Records from a data collection:

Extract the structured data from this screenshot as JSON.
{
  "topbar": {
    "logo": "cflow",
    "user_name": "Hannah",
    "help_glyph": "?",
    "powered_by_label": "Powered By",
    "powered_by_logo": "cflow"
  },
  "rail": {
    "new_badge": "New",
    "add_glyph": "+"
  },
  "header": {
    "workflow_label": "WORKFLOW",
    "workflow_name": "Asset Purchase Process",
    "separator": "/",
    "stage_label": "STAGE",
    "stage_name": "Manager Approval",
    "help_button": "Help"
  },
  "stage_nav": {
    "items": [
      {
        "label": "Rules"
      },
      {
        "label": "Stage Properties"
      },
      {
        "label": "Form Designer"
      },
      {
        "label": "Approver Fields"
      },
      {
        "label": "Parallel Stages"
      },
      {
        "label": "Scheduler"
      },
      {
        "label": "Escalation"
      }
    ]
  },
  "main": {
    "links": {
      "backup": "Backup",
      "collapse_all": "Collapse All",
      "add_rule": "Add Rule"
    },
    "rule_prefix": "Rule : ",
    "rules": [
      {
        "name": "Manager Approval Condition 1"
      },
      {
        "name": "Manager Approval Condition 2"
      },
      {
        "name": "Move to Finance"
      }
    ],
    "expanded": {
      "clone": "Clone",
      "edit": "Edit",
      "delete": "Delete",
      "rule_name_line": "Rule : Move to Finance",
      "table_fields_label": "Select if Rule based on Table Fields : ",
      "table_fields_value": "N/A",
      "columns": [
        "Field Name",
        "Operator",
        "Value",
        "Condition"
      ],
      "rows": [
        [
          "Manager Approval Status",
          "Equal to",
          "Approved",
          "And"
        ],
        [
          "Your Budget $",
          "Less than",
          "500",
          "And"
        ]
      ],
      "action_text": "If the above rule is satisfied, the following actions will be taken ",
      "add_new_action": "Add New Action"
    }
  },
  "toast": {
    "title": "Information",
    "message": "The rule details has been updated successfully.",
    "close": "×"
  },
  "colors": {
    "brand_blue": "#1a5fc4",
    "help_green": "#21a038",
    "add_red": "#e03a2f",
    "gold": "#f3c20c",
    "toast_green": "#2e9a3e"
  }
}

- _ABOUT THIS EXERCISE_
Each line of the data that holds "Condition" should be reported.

- _RESULT BELOW_
        "name": "Manager Approval Condition 1"
        "name": "Manager Approval Condition 2"
        "Condition"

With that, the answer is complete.